To celebrate the Apollo 13 mission 45 years ago, a Dallas auction house is selling several rare artifacts including a “Lunar Bible” and a plaque featuring a note of thanks to the module maker from one of the astronauts.
The item expected to garner the most interest at the Heritage Auctions event Friday is an assemblage of Apollo 13 material, including the netting ripped from Apollo 13’s Lunar Module “Aquarius.” The collection, with an estimated value of $20,000, also includes a note from lunar module pilot Fred Haise to the lunar module maker, Grumman’s George M. Skurla, in which Haise thanks Skurla for saving the crew’s life.
“My personal thanks for your leadership of the Grumman KSC Team that launched a better than perfect LM-7. Aquarius,” writes Haise, “serving as a lifeboat on the Apollo 13 aborted lunar mission, saved the crew even though pressed beyond design specs.”
The Apollo 13 moon mission was aborted about 200,000 miles from Earth when an oxygen tank exploded on April 13, 1970, causing another tank to fail and seriously jeopardizing the three-man crew’s ability to return home. After the explosion, astronaut Jack Swigert famously said, “Houston, we’ve had a problem here.”
“It truly was America’s greatest, most successful failure,” said Michael Riley, senior historian and cataloger at Heritage Auctions. “Think about that. No lifeguard, no tow truck, no calling for a pick-up. The crew had only their own incredible tenacity, never-say-die attitude and one amazing lunar module to get them back to Earth, hundreds of thousands of miles away. That’s exactly what they did.”
Other items to be auction include an Apollo 13 silver Robbins medallion, which was originally in the collection of Swigert and was intended to go to the lunar surface. It has an estimated value of $7,000. There is also a certificate signed by the crew, which includes an American flag that was aboard the mission. It originally came from the personal collection of Lovell and is also valued at $5,000.

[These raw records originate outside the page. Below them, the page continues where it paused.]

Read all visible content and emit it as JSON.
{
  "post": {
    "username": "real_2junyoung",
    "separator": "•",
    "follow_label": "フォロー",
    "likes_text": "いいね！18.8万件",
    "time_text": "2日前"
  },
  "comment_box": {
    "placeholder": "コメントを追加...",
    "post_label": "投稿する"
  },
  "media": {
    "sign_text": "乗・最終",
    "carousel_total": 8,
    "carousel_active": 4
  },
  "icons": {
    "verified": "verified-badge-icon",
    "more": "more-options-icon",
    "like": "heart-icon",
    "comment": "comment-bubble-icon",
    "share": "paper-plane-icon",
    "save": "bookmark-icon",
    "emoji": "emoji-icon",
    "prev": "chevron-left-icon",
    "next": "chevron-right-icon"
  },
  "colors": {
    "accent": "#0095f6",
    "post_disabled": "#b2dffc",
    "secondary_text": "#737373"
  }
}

There is also the “Lunar Bible” number 14-9, one of only 12 rare and highly sought-after complete 1,245-page microform Bibles created for these Apollo missions. (It was printed in miniature out of necessity, given the size and weight constraints for flight to the lunar surface.) It reached the lunar surface on Apollo 14 with moonwalker Edgar Mitchell. Its estimated value is $75,000.